### Given data
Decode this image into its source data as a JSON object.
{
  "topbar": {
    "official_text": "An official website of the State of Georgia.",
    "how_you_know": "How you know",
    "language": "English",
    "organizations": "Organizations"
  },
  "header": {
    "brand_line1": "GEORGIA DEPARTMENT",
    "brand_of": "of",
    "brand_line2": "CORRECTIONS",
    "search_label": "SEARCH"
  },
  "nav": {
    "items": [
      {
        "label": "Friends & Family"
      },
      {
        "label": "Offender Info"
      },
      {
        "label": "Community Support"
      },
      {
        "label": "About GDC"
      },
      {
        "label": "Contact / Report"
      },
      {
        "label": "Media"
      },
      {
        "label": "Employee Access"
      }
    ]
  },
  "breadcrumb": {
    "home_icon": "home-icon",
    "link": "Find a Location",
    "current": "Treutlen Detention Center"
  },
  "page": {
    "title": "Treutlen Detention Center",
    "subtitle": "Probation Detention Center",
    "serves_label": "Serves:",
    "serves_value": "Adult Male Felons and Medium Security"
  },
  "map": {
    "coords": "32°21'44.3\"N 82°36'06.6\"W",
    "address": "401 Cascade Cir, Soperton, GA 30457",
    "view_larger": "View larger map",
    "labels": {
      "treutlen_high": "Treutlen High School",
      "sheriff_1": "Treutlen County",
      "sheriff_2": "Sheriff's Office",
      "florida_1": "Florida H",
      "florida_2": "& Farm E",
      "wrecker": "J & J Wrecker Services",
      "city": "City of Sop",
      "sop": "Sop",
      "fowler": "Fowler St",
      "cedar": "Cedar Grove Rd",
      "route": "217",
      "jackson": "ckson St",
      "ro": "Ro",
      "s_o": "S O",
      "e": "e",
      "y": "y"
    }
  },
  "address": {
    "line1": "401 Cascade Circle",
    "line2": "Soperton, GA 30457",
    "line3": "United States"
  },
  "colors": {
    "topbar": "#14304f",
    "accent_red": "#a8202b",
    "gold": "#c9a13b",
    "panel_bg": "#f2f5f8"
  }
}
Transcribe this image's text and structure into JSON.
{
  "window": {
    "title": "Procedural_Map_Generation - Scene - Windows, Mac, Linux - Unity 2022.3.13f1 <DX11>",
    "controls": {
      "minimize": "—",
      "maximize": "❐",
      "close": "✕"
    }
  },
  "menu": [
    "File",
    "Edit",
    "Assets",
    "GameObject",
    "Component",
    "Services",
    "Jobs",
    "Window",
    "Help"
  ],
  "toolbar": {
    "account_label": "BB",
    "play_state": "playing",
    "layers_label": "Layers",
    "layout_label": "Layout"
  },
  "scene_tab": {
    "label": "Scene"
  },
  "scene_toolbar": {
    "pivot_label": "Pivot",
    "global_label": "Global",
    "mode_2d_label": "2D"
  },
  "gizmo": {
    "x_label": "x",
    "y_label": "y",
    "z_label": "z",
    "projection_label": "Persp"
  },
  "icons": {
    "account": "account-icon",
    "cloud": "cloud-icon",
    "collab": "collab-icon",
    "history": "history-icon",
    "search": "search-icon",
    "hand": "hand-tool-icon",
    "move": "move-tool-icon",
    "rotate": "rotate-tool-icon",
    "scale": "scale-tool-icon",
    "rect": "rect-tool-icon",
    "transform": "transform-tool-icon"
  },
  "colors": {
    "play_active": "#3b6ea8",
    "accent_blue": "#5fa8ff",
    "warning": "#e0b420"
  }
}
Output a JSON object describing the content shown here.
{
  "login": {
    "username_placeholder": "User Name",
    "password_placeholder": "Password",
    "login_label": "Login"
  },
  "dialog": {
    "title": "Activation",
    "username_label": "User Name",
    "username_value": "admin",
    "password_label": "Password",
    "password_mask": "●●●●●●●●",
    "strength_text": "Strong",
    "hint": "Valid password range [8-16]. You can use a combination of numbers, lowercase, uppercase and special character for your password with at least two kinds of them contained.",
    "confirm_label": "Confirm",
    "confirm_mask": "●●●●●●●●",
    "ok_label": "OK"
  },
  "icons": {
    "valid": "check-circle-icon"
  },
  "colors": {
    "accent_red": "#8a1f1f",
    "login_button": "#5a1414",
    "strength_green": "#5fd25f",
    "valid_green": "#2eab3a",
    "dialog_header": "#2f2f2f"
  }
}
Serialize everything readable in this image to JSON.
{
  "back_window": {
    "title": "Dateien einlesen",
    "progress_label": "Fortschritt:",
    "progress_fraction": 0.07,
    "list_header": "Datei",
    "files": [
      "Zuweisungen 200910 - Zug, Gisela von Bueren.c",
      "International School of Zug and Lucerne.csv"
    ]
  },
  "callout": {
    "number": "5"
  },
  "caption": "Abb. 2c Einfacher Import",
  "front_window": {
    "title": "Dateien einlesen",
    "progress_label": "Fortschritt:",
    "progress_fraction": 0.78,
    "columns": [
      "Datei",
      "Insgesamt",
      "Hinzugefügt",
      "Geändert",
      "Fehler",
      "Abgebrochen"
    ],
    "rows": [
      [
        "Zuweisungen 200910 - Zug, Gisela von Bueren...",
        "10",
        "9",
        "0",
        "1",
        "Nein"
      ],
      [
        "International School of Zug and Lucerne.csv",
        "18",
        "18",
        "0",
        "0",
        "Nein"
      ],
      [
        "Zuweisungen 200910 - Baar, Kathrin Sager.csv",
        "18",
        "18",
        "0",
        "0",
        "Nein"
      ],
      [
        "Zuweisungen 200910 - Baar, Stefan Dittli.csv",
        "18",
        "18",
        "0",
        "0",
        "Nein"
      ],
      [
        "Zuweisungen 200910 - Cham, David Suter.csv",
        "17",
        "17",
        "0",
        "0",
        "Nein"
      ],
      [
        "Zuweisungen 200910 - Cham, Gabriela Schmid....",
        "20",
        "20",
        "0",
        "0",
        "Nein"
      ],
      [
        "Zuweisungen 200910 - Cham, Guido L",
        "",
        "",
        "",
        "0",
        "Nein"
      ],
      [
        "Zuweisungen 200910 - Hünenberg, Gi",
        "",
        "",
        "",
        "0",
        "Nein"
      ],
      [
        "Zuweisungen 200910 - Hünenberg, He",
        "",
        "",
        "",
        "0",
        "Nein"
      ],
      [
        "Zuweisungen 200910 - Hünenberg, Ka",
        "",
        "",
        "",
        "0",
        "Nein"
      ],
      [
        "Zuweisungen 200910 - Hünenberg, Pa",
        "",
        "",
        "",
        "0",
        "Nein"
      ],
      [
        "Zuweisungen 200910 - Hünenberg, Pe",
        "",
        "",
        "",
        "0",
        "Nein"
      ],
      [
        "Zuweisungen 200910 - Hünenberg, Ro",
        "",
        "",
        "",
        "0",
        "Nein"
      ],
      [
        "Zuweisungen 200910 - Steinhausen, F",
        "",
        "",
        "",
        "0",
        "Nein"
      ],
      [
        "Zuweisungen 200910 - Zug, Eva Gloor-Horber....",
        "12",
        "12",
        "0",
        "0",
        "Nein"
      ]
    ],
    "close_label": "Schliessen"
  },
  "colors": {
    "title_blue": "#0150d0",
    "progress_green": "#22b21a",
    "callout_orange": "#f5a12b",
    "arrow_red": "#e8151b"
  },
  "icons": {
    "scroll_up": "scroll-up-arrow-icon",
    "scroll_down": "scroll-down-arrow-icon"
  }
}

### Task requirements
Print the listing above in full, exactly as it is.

### Written solution
Decode this image into its source data as a JSON object.
{
  "topbar": {
    "official_text": "An official website of the State of Georgia.",
    "how_you_know": "How you know",
    "language": "English",
    "organizations": "Organizations"
  },
  "header": {
    "brand_line1": "GEORGIA DEPARTMENT",
    "brand_of": "of",
    "brand_line2": "CORRECTIONS",
    "search_label": "SEARCH"
  },
  "nav": {
    "items": [
      {
        "label": "Friends & Family"
      },
      {
        "label": "Offender Info"
      },
      {
        "label": "Community Support"
      },
      {
        "label": "About GDC"
      },
      {
        "label": "Contact / Report"
      },
      {
        "label": "Media"
      },
      {
        "label": "Employee Access"
      }
    ]
  },
  "breadcrumb": {
    "home_icon": "home-icon",
    "link": "Find a Location",
    "current": "Treutlen Detention Center"
  },
  "page": {
    "title": "Treutlen Detention Center",
    "subtitle": "Probation Detention Center",
    "serves_label": "Serves:",
    "serves_value": "Adult Male Felons and Medium Security"
  },
  "map": {
    "coords": "32°21'44.3\"N 82°36'06.6\"W",
    "address": "401 Cascade Cir, Soperton, GA 30457",
    "view_larger": "View larger map",
    "labels": {
      "treutlen_high": "Treutlen High School",
      "sheriff_1": "Treutlen County",
      "sheriff_2": "Sheriff's Office",
      "florida_1": "Florida H",
      "florida_2": "& Farm E",
      "wrecker": "J & J Wrecker Services",
      "city": "City of Sop",
      "sop": "Sop",
      "fowler": "Fowler St",
      "cedar": "Cedar Grove Rd",
      "route": "217",
      "jackson": "ckson St",
      "ro": "Ro",
      "s_o": "S O",
      "e": "e",
      "y": "y"
    }
  },
  "address": {
    "line1": "401 Cascade Circle",
    "line2": "Soperton, GA 30457",
    "line3": "United States"
  },
  "colors": {
    "topbar": "#14304f",
    "accent_red": "#a8202b",
    "gold": "#c9a13b",
    "panel_bg": "#f2f5f8"
  }
}
Transcribe this image's text and structure into JSON.
{
  "window": {
    "title": "Procedural_Map_Generation - Scene - Windows, Mac, Linux - Unity 2022.3.13f1 <DX11>",
    "controls": {
      "minimize": "—",
      "maximize": "❐",
      "close": "✕"
    }
  },
  "menu": [
    "File",
    "Edit",
    "Assets",
    "GameObject",
    "Component",
    "Services",
    "Jobs",
    "Window",
    "Help"
  ],
  "toolbar": {
    "account_label": "BB",
    "play_state": "playing",
    "layers_label": "Layers",
    "layout_label": "Layout"
  },
  "scene_tab": {
    "label": "Scene"
  },
  "scene_toolbar": {
    "pivot_label": "Pivot",
    "global_label": "Global",
    "mode_2d_label": "2D"
  },
  "gizmo": {
    "x_label": "x",
    "y_label": "y",
    "z_label": "z",
    "projection_label": "Persp"
  },
  "icons": {
    "account": "account-icon",
    "cloud": "cloud-icon",
    "collab": "collab-icon",
    "history": "history-icon",
    "search": "search-icon",
    "hand": "hand-tool-icon",
    "move": "move-tool-icon",
    "rotate": "rotate-tool-icon",
    "scale": "scale-tool-icon",
    "rect": "rect-tool-icon",
    "transform": "transform-tool-icon"
  },
  "colors": {
    "play_active": "#3b6ea8",
    "accent_blue": "#5fa8ff",
    "warning": "#e0b420"
  }
}
Output a JSON object describing the content shown here.
{
  "login": {
    "username_placeholder": "User Name",
    "password_placeholder": "Password",
    "login_label": "Login"
  },
  "dialog": {
    "title": "Activation",
    "username_label": "User Name",
    "username_value": "admin",
    "password_label": "Password",
    "password_mask": "●●●●●●●●",
    "strength_text": "Strong",
    "hint": "Valid password range [8-16]. You can use a combination of numbers, lowercase, uppercase and special character for your password with at least two kinds of them contained.",
    "confirm_label": "Confirm",
    "confirm_mask": "●●●●●●●●",
    "ok_label": "OK"
  },
  "icons": {
    "valid": "check-circle-icon"
  },
  "colors": {
    "accent_red": "#8a1f1f",
    "login_button": "#5a1414",
    "strength_green": "#5fd25f",
    "valid_green": "#2eab3a",
    "dialog_header": "#2f2f2f"
  }
}
Serialize everything readable in this image to JSON.
{
  "back_window": {
    "title": "Dateien einlesen",
    "progress_label": "Fortschritt:",
    "progress_fraction": 0.07,
    "list_header": "Datei",
    "files": [
      "Zuweisungen 200910 - Zug, Gisela von Bueren.c",
      "International School of Zug and Lucerne.csv"
    ]
  },
  "callout": {
    "number": "5"
  },
  "caption": "Abb. 2c Einfacher Import",
  "front_window": {
    "title": "Dateien einlesen",
    "progress_label": "Fortschritt:",
    "progress_fraction": 0.78,
    "columns": [
      "Datei",
      "Insgesamt",
      "Hinzugefügt",
      "Geändert",
      "Fehler",
      "Abgebrochen"
    ],
    "rows": [
      [
        "Zuweisungen 200910 - Zug, Gisela von Bueren...",
        "10",
        "9",
        "0",
        "1",
        "Nein"
      ],
      [
        "International School of Zug and Lucerne.csv",
        "18",
        "18",
        "0",
        "0",
        "Nein"
      ],
      [
        "Zuweisungen 200910 - Baar, Kathrin Sager.csv",
        "18",
        "18",
        "0",
        "0",
        "Nein"
      ],
      [
        "Zuweisungen 200910 - Baar, Stefan Dittli.csv",
        "18",
        "18",
        "0",
        "0",
        "Nein"
      ],
      [
        "Zuweisungen 200910 - Cham, David Suter.csv",
        "17",
        "17",
        "0",
        "0",
        "Nein"
      ],
      [
        "Zuweisungen 200910 - Cham, Gabriela Schmid....",
        "20",
        "20",
        "0",
        "0",
        "Nein"
      ],
      [
        "Zuweisungen 200910 - Cham, Guido L",
        "",
        "",
        "",
        "0",
        "Nein"
      ],
      [
        "Zuweisungen 200910 - Hünenberg, Gi",
        "",
        "",
        "",
        "0",
        "Nein"
      ],
      [
        "Zuweisungen 200910 - Hünenberg, He",
        "",
        "",
        "",
        "0",
        "Nein"
      ],
      [
        "Zuweisungen 200910 - Hünenberg, Ka",
        "",
        "",
        "",
        "0",
        "Nein"
      ],
      [
        "Zuweisungen 200910 - Hünenberg, Pa",
        "",
        "",
        "",
        "0",
        "Nein"
      ],
      [
        "Zuweisungen 200910 - Hünenberg, Pe",
        "",
        "",
        "",
        "0",
        "Nein"
      ],
      [
        "Zuweisungen 200910 - Hünenberg, Ro",
        "",
        "",
        "",
        "0",
        "Nein"
      ],
      [
        "Zuweisungen 200910 - Steinhausen, F",
        "",
        "",
        "",
        "0",
        "Nein"
      ],
      [
        "Zuweisungen 200910 - Zug, Eva Gloor-Horber....",
        "12",
        "12",
        "0",
        "0",
        "Nein"
      ]
    ],
    "close_label": "Schliessen"
  },
  "colors": {
    "title_blue": "#0150d0",
    "progress_green": "#22b21a",
    "callout_orange": "#f5a12b",
    "arrow_red": "#e8151b"
  },
  "icons": {
    "scroll_up": "scroll-up-arrow-icon",
    "scroll_down": "scroll-down-arrow-icon"
  }
}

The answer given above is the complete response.